[[ Material for the task open ]]

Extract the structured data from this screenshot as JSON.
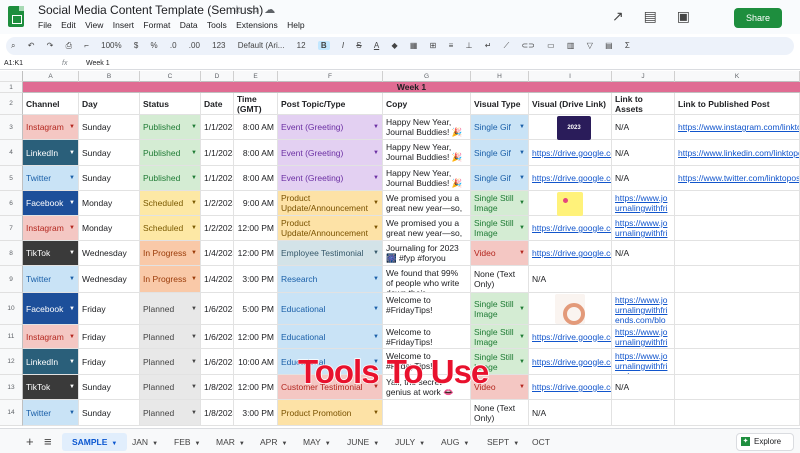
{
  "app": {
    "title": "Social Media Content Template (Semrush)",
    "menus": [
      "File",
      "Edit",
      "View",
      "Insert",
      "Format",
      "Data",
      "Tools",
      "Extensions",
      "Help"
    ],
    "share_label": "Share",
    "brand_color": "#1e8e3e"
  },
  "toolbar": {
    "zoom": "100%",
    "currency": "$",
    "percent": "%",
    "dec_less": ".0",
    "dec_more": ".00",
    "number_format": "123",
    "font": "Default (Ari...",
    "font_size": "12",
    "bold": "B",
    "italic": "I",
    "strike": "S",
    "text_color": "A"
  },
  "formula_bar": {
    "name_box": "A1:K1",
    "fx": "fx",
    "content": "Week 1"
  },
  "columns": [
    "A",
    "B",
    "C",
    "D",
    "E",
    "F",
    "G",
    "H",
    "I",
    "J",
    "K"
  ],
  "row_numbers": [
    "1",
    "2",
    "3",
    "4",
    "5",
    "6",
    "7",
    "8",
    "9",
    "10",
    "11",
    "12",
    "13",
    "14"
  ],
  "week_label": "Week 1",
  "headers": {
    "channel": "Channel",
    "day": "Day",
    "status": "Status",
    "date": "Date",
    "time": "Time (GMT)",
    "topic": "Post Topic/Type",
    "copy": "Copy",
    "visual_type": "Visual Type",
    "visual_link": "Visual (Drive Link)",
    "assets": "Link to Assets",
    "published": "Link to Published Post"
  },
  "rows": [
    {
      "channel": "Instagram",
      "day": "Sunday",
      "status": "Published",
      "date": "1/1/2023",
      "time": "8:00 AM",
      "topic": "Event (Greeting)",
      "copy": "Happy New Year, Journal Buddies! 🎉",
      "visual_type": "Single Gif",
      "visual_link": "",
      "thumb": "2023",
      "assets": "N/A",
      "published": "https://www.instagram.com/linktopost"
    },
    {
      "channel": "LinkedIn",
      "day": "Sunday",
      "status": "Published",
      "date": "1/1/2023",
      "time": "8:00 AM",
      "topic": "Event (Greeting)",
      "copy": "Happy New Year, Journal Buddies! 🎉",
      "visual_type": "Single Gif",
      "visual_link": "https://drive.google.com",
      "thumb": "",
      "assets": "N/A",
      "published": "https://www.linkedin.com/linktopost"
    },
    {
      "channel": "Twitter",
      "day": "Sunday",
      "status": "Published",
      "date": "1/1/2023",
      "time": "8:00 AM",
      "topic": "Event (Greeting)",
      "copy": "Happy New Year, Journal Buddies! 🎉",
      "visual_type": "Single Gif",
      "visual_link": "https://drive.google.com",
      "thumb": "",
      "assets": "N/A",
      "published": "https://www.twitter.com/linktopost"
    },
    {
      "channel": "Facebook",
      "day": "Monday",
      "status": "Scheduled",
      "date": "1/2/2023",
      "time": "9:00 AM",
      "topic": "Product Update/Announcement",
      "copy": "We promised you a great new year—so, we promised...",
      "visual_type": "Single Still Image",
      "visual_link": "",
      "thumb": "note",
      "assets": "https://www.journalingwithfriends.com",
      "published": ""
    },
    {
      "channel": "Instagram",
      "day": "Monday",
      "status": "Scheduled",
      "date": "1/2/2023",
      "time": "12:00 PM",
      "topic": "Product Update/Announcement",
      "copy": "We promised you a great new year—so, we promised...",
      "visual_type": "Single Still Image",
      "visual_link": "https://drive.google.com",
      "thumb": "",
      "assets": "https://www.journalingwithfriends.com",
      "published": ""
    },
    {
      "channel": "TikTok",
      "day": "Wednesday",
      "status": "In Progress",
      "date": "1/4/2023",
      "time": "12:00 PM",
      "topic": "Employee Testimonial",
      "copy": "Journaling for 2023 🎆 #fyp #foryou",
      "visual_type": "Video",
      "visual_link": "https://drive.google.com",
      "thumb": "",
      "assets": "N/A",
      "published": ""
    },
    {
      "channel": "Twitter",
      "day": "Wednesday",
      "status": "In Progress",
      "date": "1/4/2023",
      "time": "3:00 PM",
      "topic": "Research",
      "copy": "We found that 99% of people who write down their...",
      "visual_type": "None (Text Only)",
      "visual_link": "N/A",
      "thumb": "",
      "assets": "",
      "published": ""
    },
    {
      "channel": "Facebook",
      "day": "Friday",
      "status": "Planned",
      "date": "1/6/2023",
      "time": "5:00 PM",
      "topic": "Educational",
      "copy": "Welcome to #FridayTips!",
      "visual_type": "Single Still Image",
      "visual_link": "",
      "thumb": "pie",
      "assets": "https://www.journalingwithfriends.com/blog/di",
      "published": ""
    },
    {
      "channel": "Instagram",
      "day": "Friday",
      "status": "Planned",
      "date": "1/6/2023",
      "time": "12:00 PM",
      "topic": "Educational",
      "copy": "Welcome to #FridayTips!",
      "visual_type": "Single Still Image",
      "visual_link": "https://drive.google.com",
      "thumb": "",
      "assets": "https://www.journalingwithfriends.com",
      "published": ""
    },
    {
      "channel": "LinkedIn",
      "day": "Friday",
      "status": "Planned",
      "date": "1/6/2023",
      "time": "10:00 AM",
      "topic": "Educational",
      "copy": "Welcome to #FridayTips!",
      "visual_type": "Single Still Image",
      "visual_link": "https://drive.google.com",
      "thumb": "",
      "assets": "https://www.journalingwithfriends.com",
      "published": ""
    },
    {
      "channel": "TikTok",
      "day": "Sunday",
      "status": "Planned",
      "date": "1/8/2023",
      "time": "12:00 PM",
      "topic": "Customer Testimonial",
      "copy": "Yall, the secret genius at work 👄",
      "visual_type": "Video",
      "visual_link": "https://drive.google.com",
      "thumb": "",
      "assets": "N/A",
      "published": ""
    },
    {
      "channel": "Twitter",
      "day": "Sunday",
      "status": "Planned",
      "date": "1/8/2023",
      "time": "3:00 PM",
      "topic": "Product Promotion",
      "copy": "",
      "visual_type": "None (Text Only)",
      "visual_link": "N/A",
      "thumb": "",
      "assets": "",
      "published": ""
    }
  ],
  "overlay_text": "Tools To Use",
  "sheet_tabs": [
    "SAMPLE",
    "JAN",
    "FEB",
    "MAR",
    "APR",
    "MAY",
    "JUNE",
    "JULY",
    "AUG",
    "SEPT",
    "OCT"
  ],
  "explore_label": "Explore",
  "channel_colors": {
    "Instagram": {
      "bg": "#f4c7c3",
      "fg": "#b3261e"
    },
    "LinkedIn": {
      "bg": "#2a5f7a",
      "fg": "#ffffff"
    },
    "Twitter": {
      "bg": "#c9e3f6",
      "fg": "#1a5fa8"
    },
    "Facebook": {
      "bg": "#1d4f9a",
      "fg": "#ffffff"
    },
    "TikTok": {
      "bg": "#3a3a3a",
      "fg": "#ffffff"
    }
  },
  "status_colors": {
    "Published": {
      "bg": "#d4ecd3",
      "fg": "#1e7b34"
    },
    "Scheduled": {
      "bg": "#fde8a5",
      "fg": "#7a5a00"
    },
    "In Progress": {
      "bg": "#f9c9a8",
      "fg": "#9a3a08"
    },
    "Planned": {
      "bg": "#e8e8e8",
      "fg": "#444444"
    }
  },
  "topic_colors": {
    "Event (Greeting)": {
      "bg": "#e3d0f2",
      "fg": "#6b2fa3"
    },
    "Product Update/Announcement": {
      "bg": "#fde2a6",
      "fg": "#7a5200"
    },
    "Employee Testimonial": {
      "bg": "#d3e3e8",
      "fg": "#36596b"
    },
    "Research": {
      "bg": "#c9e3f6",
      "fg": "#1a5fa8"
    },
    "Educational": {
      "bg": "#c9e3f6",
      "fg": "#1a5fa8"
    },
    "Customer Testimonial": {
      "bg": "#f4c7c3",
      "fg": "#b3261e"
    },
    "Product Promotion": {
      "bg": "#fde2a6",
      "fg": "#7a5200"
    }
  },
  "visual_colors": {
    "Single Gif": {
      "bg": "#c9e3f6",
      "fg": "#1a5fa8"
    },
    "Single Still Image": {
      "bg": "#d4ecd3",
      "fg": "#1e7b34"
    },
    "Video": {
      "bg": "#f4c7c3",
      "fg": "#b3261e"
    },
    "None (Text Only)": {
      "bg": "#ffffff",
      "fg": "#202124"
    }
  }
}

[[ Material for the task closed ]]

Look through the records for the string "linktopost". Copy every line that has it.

Exercise response.
      "published": "https://www.instagram.com/linktopost"
      "published": "https://www.linkedin.com/linktopost"
      "published": "https://www.twitter.com/linktopost"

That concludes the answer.